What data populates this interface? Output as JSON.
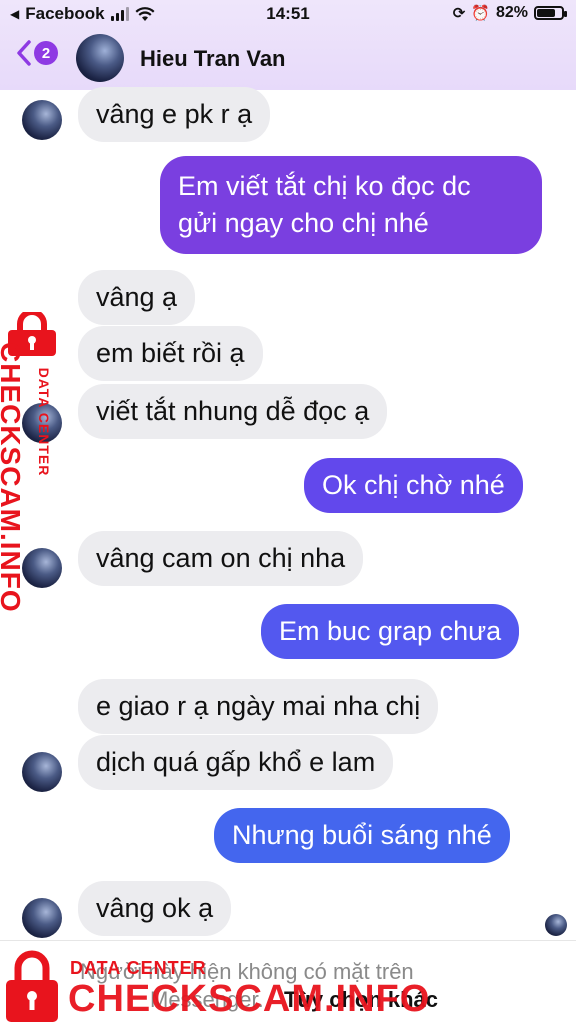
{
  "status_bar": {
    "back_app": "Facebook",
    "time": "14:51",
    "battery_percent": "82%",
    "battery_level": 0.82
  },
  "header": {
    "back_count": "2",
    "contact_name": "Hieu Tran Van"
  },
  "messages": [
    {
      "direction": "received",
      "text": "vâng e pk r ạ"
    },
    {
      "direction": "sent",
      "text_line1": "Em viết tắt chị ko đọc dc",
      "text_line2": "gửi ngay cho chị nhé"
    },
    {
      "direction": "received",
      "text": "vâng ạ"
    },
    {
      "direction": "received",
      "text": "em biết rồi ạ"
    },
    {
      "direction": "received",
      "text": "viết tắt nhung dễ đọc ạ"
    },
    {
      "direction": "sent",
      "text": "Ok chị chờ nhé"
    },
    {
      "direction": "received",
      "text": "vâng cam on chị nha"
    },
    {
      "direction": "sent",
      "text": "Em buc grap chưa"
    },
    {
      "direction": "received",
      "text": "e giao r ạ ngày mai nha chị"
    },
    {
      "direction": "received",
      "text": "dịch quá gấp khổ e lam"
    },
    {
      "direction": "sent",
      "text": "Nhưng buổi sáng nhé"
    },
    {
      "direction": "received",
      "text": "vâng ok ạ"
    }
  ],
  "footer": {
    "line1": "Người này hiện không có mặt trên",
    "line2": "Messenger.",
    "option": "Tùy chọn khác"
  },
  "watermark": {
    "main": "CHECKSCAM.INFO",
    "sub": "DATA CENTER"
  },
  "colors": {
    "sent_purple": "#7a3fe0",
    "sent_indigo": "#5a4ff0",
    "sent_blue": "#4466ee",
    "received_bg": "#ececef",
    "watermark_red": "#e8141d"
  }
}
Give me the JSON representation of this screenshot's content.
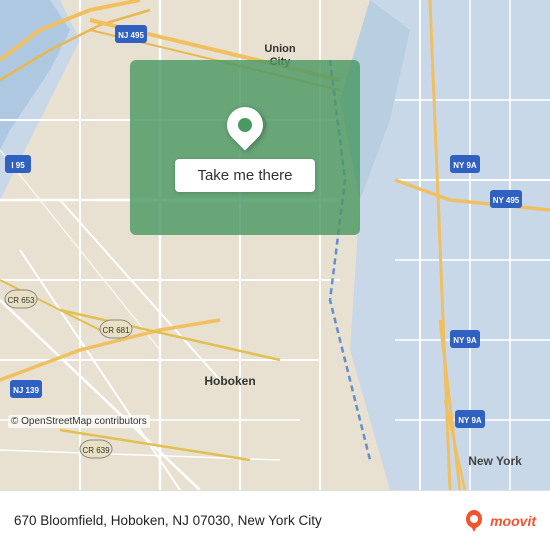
{
  "map": {
    "alt": "Map of Hoboken, NJ area"
  },
  "overlay": {
    "button_label": "Take me there"
  },
  "bottom_bar": {
    "address": "670 Bloomfield, Hoboken, NJ 07030,",
    "city": "New York City",
    "osm_credit": "© OpenStreetMap contributors",
    "logo_text": "moovit"
  },
  "icons": {
    "location_pin": "location-pin-icon",
    "moovit_pin": "moovit-logo-icon"
  }
}
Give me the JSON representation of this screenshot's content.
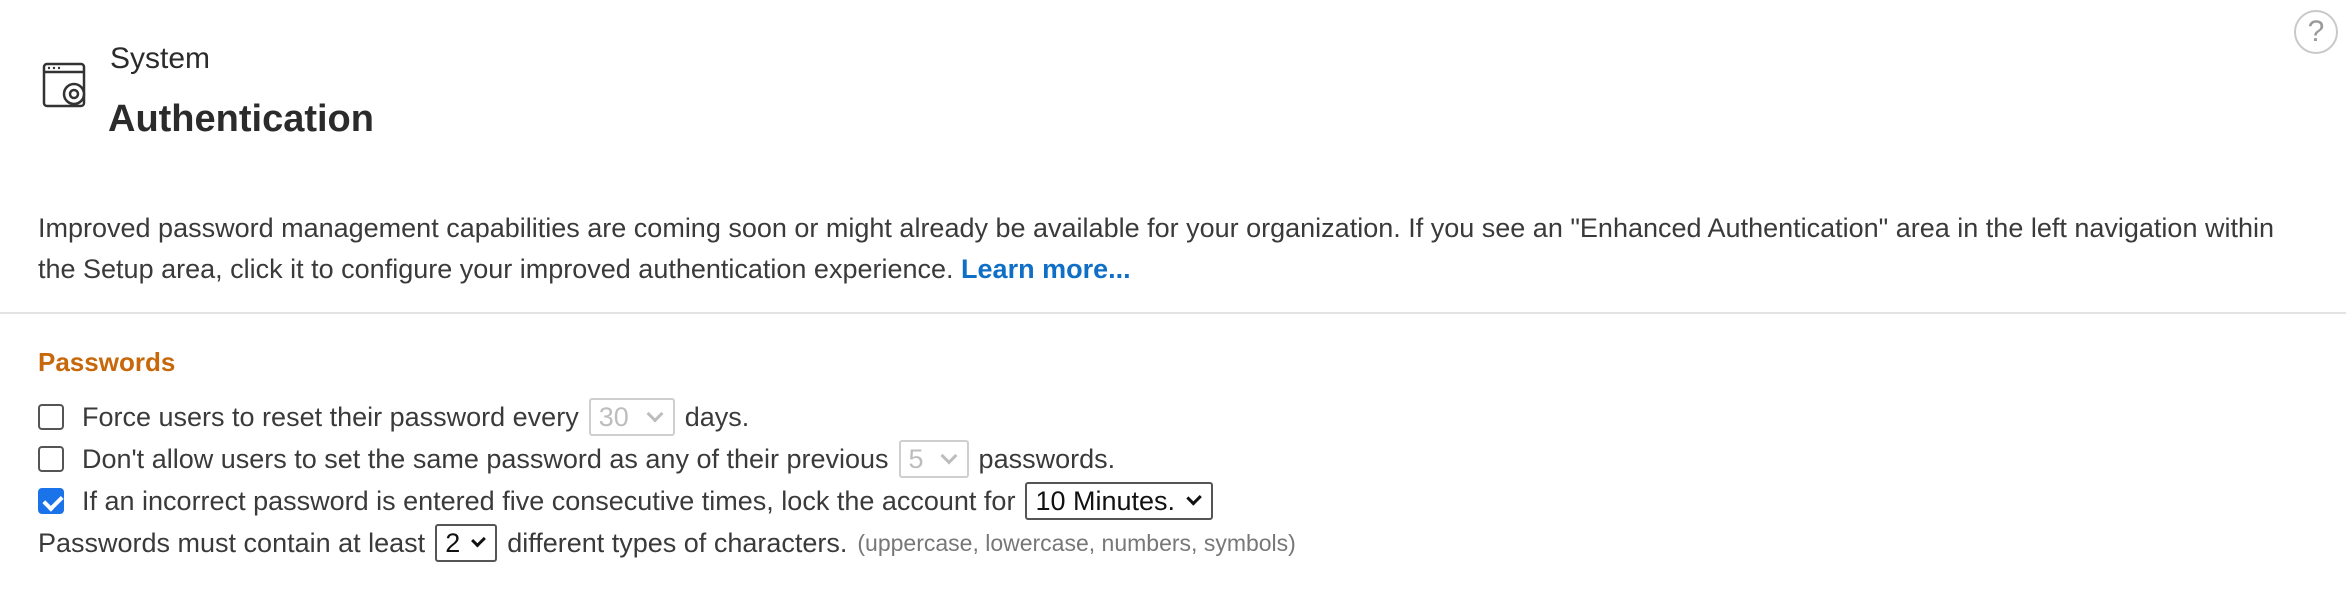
{
  "header": {
    "eyebrow": "System",
    "title": "Authentication",
    "icon": "settings-window-icon",
    "help_label": "?"
  },
  "notice": {
    "text": "Improved password management capabilities are coming soon or might already be available for your organization. If you see an \"Enhanced Authentication\" area in the left navigation within the Setup area, click it to configure your improved authentication experience.",
    "link_label": "Learn more..."
  },
  "passwords": {
    "title": "Passwords",
    "reset": {
      "checked": false,
      "before": "Force users to reset their password every",
      "value": "30",
      "after": "days."
    },
    "history": {
      "checked": false,
      "before": "Don't allow users to set the same password as any of their previous",
      "value": "5",
      "after": "passwords."
    },
    "lockout": {
      "checked": true,
      "before": "If an incorrect password is entered five consecutive times, lock the account for",
      "value": "10 Minutes."
    },
    "complexity": {
      "before": "Passwords must contain at least",
      "value": "2",
      "after": "different types of characters.",
      "hint": "(uppercase, lowercase, numbers, symbols)"
    }
  },
  "colors": {
    "section_title": "#c7680b",
    "link": "#0f6fc6",
    "checkbox_checked": "#1a73e8"
  }
}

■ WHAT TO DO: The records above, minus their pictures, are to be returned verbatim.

■ RESULT OF THE EXERCISE:
What data populates this interface? Output as JSON.
{
  "status_bar": {
    "back_app": "Facebook",
    "time": "14:51",
    "battery_percent": "82%",
    "battery_level": 0.82
  },
  "header": {
    "back_count": "2",
    "contact_name": "Hieu Tran Van"
  },
  "messages": [
    {
      "direction": "received",
      "text": "vâng e pk r ạ"
    },
    {
      "direction": "sent",
      "text_line1": "Em viết tắt chị ko đọc dc",
      "text_line2": "gửi ngay cho chị nhé"
    },
    {
      "direction": "received",
      "text": "vâng ạ"
    },
    {
      "direction": "received",
      "text": "em biết rồi ạ"
    },
    {
      "direction": "received",
      "text": "viết tắt nhung dễ đọc ạ"
    },
    {
      "direction": "sent",
      "text": "Ok chị chờ nhé"
    },
    {
      "direction": "received",
      "text": "vâng cam on chị nha"
    },
    {
      "direction": "sent",
      "text": "Em buc grap chưa"
    },
    {
      "direction": "received",
      "text": "e giao r ạ ngày mai nha chị"
    },
    {
      "direction": "received",
      "text": "dịch quá gấp khổ e lam"
    },
    {
      "direction": "sent",
      "text": "Nhưng buổi sáng nhé"
    },
    {
      "direction": "received",
      "text": "vâng ok ạ"
    }
  ],
  "footer": {
    "line1": "Người này hiện không có mặt trên",
    "line2": "Messenger.",
    "option": "Tùy chọn khác"
  },
  "watermark": {
    "main": "CHECKSCAM.INFO",
    "sub": "DATA CENTER"
  },
  "colors": {
    "sent_purple": "#7a3fe0",
    "sent_indigo": "#5a4ff0",
    "sent_blue": "#4466ee",
    "received_bg": "#ececef",
    "watermark_red": "#e8141d"
  }
}
Give me the JSON representation of this screenshot's content.
{
  "map": {
    "alt": "Map of Hoboken, NJ area"
  },
  "overlay": {
    "button_label": "Take me there"
  },
  "bottom_bar": {
    "address": "670 Bloomfield, Hoboken, NJ 07030,",
    "city": "New York City",
    "osm_credit": "© OpenStreetMap contributors",
    "logo_text": "moovit"
  },
  "icons": {
    "location_pin": "location-pin-icon",
    "moovit_pin": "moovit-logo-icon"
  }
}
Give me the JSON representation of this screenshot's content.
{
  "header": {
    "eyebrow": "System",
    "title": "Authentication",
    "icon": "settings-window-icon",
    "help_label": "?"
  },
  "notice": {
    "text": "Improved password management capabilities are coming soon or might already be available for your organization. If you see an \"Enhanced Authentication\" area in the left navigation within the Setup area, click it to configure your improved authentication experience.",
    "link_label": "Learn more..."
  },
  "passwords": {
    "title": "Passwords",
    "reset": {
      "checked": false,
      "before": "Force users to reset their password every",
      "value": "30",
      "after": "days."
    },
    "history": {
      "checked": false,
      "before": "Don't allow users to set the same password as any of their previous",
      "value": "5",
      "after": "passwords."
    },
    "lockout": {
      "checked": true,
      "before": "If an incorrect password is entered five consecutive times, lock the account for",
      "value": "10 Minutes."
    },
    "complexity": {
      "before": "Passwords must contain at least",
      "value": "2",
      "after": "different types of characters.",
      "hint": "(uppercase, lowercase, numbers, symbols)"
    }
  },
  "colors": {
    "section_title": "#c7680b",
    "link": "#0f6fc6",
    "checkbox_checked": "#1a73e8"
  }
}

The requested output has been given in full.